Robinson is best known as a Basketball Hall of Fame center with the San Antonio Spurs, and that career took off in college at Navy from 1983 to 1987. He led the Midshipmen to the Elite Eight in the 1986 men’s basketball tournament.

Robinson’s teams never lost to Army, but three of those games were decided by six points or fewer, including a 58-52 victory in his senior season. The urgency was always a few notches up against the Cadets.

“We had a very close game with Army,” Robinson said. “(Army guard) Kevin Houston played great. They battled us and broke us down. We were fortunate to come out with a win.

“It’s the same type of intensity, and the whole Academy does not get as hyped about it as the football game, but for us it was always a big deal,” he said. “You can make or break your season by winning or losing against Army.”‘

It wasn’t until Robinson attended his first Army-Navy game in Philadelphia that he learned just how much that means. He watched the parade. He took in the tradition. He watched both sides sing after the game.

For Robinson, who won two NBA championships, that experience hit at a comparable emotional level. He had memories of being at the Academy, and watching the Midshipmen tease Army exchange students. He remembers the instructors using the Army-Navy game to motivate the brigade.

“It’s the ultimate level of competition,” Robinson said. “It’s a rivalry that is about honor. It’s about service and heart, and it’s about character. I take a lot of pride in it. I know our guys are going to represent us well. Their performance is going to be all heart.”

Even in a year affected by COVID-19, Robinson said that the game should bring that kind of intensity. Navy (3-6) is looking to play spoiler against Army (7-2). The Midshipmen won 31-7 last season.
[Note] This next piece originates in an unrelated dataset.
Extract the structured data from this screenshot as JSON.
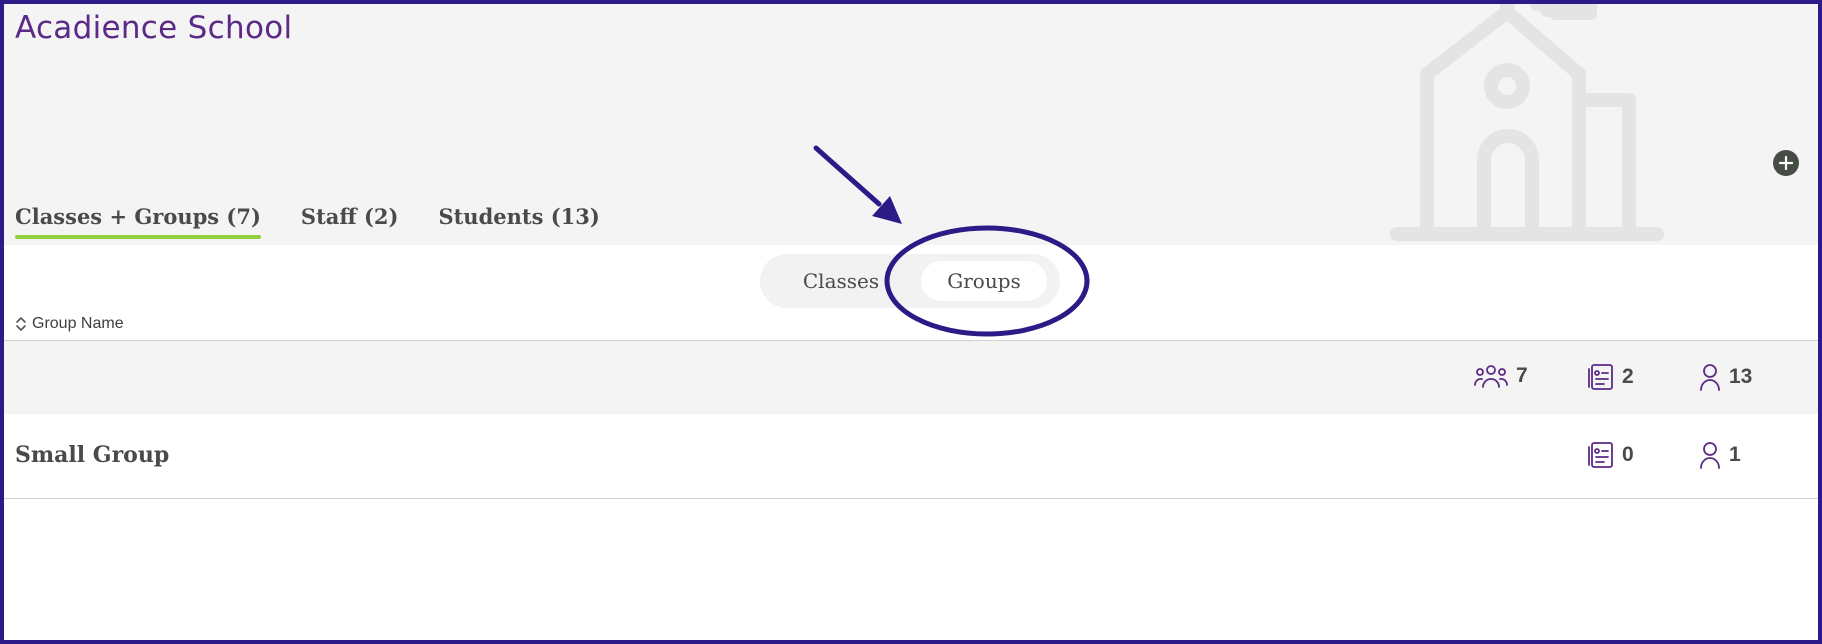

“It’s about service,” he said. “You know our front-line workers are out there doing their job and our military is out there doing their job. It’s an opportunity to put the military front and center, and reminding everyone what they are sacrificing. It’s a great message for our country.

“It’s a beautiful stage for the military academies,” he said. “A lot of people who aren’t associated with it don’t understand the quality and the leadership and everything that is taught there is incredible.”

Robinson is working with USAA this week to promote the Army-Navy House sweepstakes. Fans can visit www.ArmyNavyHouse.com and upload photos to show off their fandom for a chance to attend the 2021 Army-Navy Game in New York City. “Knowing the fans can’t come to this game, we’re really trying to promote an opportunity for fans to feel very engaged. It means so much to so many people. It’s another way to keep people connected,” Robinson said.